Government Participation


Barack Obama’s election to the highest political office in the land in 2008 was a proud moment for many Americans. Throughout American history Black Americans have as served elected officials in local, state and federal government. The first person of African ancestry elected to a public office in 1640 in British North America was Matthias de Souza, Colonial Maryland Legislature[1]. After the United States of America was its own nation, Alexander Twilight was elected in 1836 to the Vermont Legislature became the first Black man elected to a state office in the United States[2]. After the civil war, the right of blacks to vote and to serve in the United States Congress was established by Constitutional amendments. During Reconstruction, some 2,000 Black Americans held public office, from the local level all the way up to the U.S. Senate, though Black Americans never achieved representation in government proportionate to their actual numbers. The problem of proportionate representation still exists. The GBC will promote Black Democratic candidates however the Democratic Party and other organizations must provide financial and logistical support for Black Democratic candidates at all levels. Without support for Black Democratic candidates, Black Americans will remain underrepresented and underserved by the government.

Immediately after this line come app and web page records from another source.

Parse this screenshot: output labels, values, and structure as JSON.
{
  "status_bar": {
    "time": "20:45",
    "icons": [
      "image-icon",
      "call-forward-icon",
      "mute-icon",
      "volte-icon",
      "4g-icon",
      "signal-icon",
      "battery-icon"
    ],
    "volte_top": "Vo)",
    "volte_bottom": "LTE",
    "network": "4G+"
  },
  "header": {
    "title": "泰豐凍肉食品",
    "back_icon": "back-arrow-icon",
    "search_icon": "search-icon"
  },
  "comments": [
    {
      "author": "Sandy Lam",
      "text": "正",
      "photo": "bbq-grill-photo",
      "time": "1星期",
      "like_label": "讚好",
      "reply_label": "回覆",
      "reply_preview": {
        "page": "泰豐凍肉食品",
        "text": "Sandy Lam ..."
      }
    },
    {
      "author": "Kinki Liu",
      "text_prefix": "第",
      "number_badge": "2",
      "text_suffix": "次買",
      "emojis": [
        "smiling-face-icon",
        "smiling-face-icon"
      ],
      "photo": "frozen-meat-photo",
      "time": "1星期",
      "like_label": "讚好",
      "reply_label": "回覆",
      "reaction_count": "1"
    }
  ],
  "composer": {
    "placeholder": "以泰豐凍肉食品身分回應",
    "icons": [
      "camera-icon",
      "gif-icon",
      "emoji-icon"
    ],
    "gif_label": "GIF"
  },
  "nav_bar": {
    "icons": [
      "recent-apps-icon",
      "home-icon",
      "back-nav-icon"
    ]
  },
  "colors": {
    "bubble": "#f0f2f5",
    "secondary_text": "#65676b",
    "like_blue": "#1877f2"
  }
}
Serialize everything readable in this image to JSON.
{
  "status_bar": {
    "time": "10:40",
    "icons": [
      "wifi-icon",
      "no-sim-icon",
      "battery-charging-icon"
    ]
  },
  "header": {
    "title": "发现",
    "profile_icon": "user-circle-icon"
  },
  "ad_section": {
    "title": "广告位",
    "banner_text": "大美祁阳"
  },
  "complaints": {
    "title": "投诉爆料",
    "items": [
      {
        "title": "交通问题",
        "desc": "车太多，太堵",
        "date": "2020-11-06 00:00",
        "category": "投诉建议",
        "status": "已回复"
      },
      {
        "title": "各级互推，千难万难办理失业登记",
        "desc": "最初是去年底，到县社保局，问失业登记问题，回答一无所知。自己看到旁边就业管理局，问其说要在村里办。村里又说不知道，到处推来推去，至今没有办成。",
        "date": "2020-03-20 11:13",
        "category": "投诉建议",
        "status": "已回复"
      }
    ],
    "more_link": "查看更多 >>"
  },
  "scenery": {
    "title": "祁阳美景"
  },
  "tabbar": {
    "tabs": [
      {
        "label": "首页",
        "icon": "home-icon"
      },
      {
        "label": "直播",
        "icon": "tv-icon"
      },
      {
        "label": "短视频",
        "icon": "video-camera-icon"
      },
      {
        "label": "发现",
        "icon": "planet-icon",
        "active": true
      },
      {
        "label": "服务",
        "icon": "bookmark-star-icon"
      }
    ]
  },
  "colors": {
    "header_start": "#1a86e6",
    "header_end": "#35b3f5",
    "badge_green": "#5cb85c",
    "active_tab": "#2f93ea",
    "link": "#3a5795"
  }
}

[1] Norris, Joseph. “Black History Month: Mathias De Sousa.”,, 10 Feb. 2017,

[2] Editor's, “Alexander Lucius Twilight.”, A&E Networks Television, 2 Apr. 2014,